I think the movement has many, many strengths! I know so many smart, talented, and passionate people who are great at talking about all the benefits and the importance of being vegan. There's so much information out there now in the areas of health, the environment, and animal welfare. And of course, the food tastes great. 

5. What do you think are our biggest hindrances to getting the word out effectively?

Vegans need to stop picking on each other. I believe that everyone is doing the best they can at any given time. Being vegan in an omnivore world is hard enough. We need to cut each other some slack and stop comparing who is more vegan. 

6. All of us need a “why vegan” elevator pitch. We’d love to hear yours.

Eating a plant-based diet will improve your health, heal the planet, and save the animals from a lifetime of unnecessary cruelty and death. 

7. Who are the people and what are the books, films, websites and organizations that have had the greatest influence on your veganism and your continuing evolution?

I have been lucky to be surrounded by so many vegans in Chicago! I'm a huge fan of Vegan Street and I love being one of the core members of Chicago VeganMania. For books I always recommend that people read The China Study. I love the movie Forks Over Knives, and I'm super excited about a new movie called Food Choices by Michal Siewierski. I'm also a big fan of the website and have been following that program for over two years. 

8. Burn-out is so common among vegans: what do you do to unwind, recharge and inspire yourself?

Watch movies like Forks Over Knives and other documentaries. I love to cook, be outside in nature, and of course hang out with other vegans! Being part of the core group for Chicago VeganMania is also energizing and inspiring. We have so many great people working on the festival. 

9. What is the issue nearest and dearest to your heart that you would like others to know more about?

Only one? I'm a big fan of supporting local adoption shelters for homeless animals and also pet rescues groups. If someone is looking for a specific breed of a dog, persuade them not to go to a breeder or a pet store, please!! Also, if you can't have a permanent animal companion of your own for whatever the reason, volunteering at a shelter, fostering animals temporarily, and assisting in animal rescues and transfers is a great way to help the cause (and get some furry adoration in return). 

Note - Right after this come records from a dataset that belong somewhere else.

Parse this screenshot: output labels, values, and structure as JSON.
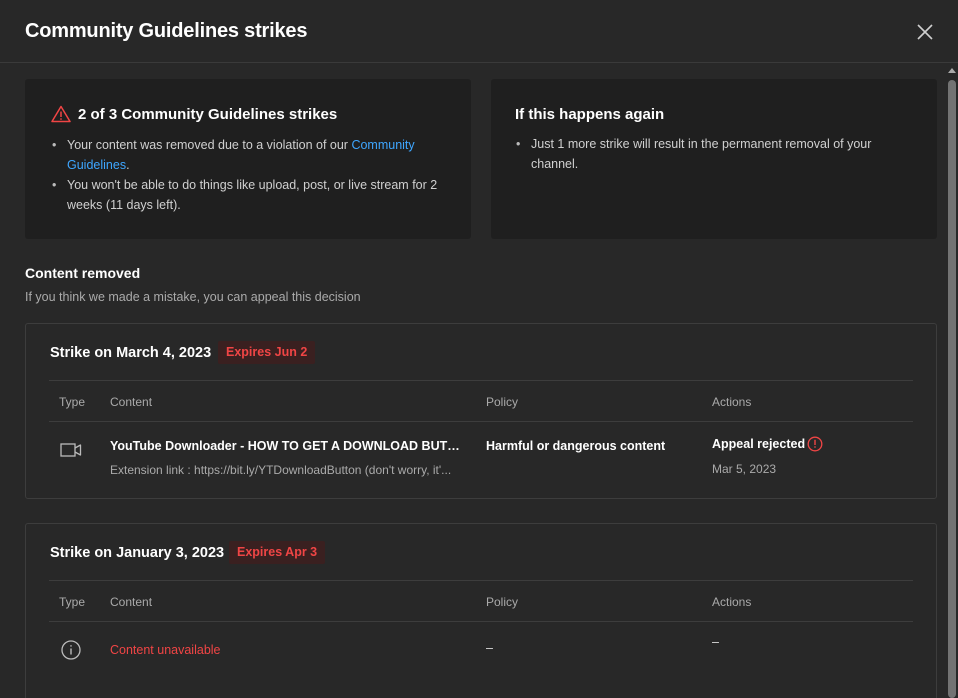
{
  "dialog": {
    "title": "Community Guidelines strikes"
  },
  "status_card": {
    "heading": "2 of 3 Community Guidelines strikes",
    "bullet1_prefix": "Your content was removed due to a violation of our ",
    "bullet1_link": "Community Guidelines",
    "bullet1_suffix": ".",
    "bullet2": "You won't be able to do things like upload, post, or live stream for 2 weeks (11 days left)."
  },
  "warning_card": {
    "heading": "If this happens again",
    "bullet1": "Just 1 more strike will result in the permanent removal of your channel."
  },
  "content_removed": {
    "title": "Content removed",
    "subtitle": "If you think we made a mistake, you can appeal this decision"
  },
  "table_headers": {
    "type": "Type",
    "content": "Content",
    "policy": "Policy",
    "actions": "Actions"
  },
  "strikes": [
    {
      "title": "Strike on March 4, 2023",
      "expires": "Expires Jun 2",
      "row": {
        "type_icon": "video-icon",
        "content_title": "YouTube Downloader - HOW TO GET A DOWNLOAD BUTTO...",
        "content_desc": "Extension link : https://bit.ly/YTDownloadButton (don't worry, it'...",
        "policy": "Harmful or dangerous content",
        "action": "Appeal rejected",
        "action_date": "Mar 5, 2023"
      }
    },
    {
      "title": "Strike on January 3, 2023",
      "expires": "Expires Apr 3",
      "row": {
        "type_icon": "info-icon",
        "content_title": "Content unavailable",
        "policy": "–",
        "action": "–"
      }
    }
  ],
  "colors": {
    "background": "#282828",
    "card": "#1f1f1f",
    "link": "#3ea6ff",
    "danger": "#f04545",
    "muted_text": "#aaaaaa"
  }
}
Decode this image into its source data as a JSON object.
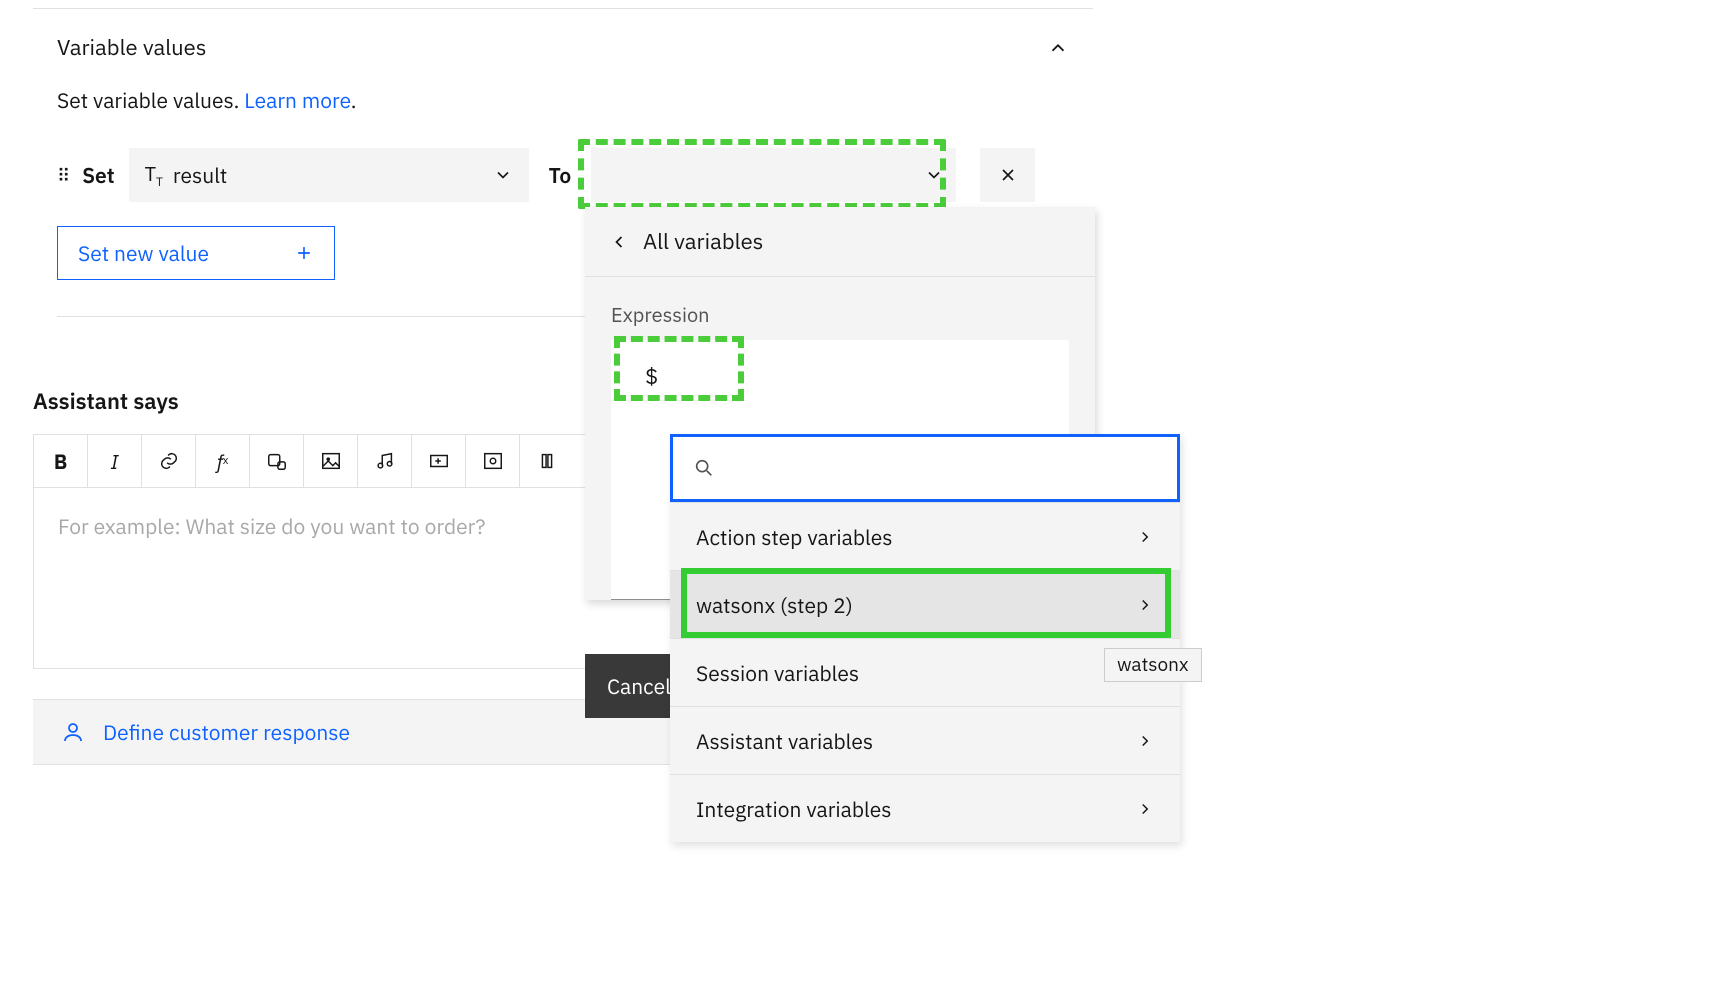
{
  "section": {
    "title": "Variable values",
    "subtitle_text": "Set variable values. ",
    "learn_more": "Learn more",
    "period": "."
  },
  "setrow": {
    "set_label": "Set",
    "variable_name": "result",
    "to_label": "To"
  },
  "buttons": {
    "set_new_value": "Set new value",
    "cancel": "Cancel"
  },
  "assistant": {
    "heading": "Assistant says",
    "placeholder": "For example: What size do you want to order?"
  },
  "define_response": "Define customer response",
  "popover": {
    "back_label": "All variables",
    "expression_label": "Expression",
    "expression_value": "$"
  },
  "varlist": {
    "items": [
      "Action step variables",
      "watsonx (step 2)",
      "Session variables",
      "Assistant variables",
      "Integration variables"
    ]
  },
  "tooltip": "watsonx"
}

10. Please finish this sentence: “To me, being vegan is...”

…Striving to attain a higher level of consciousness toward other sentient beings and the planet. It's also totally badass to live on and enjoy eating just fruits, vegetables, and whole grains.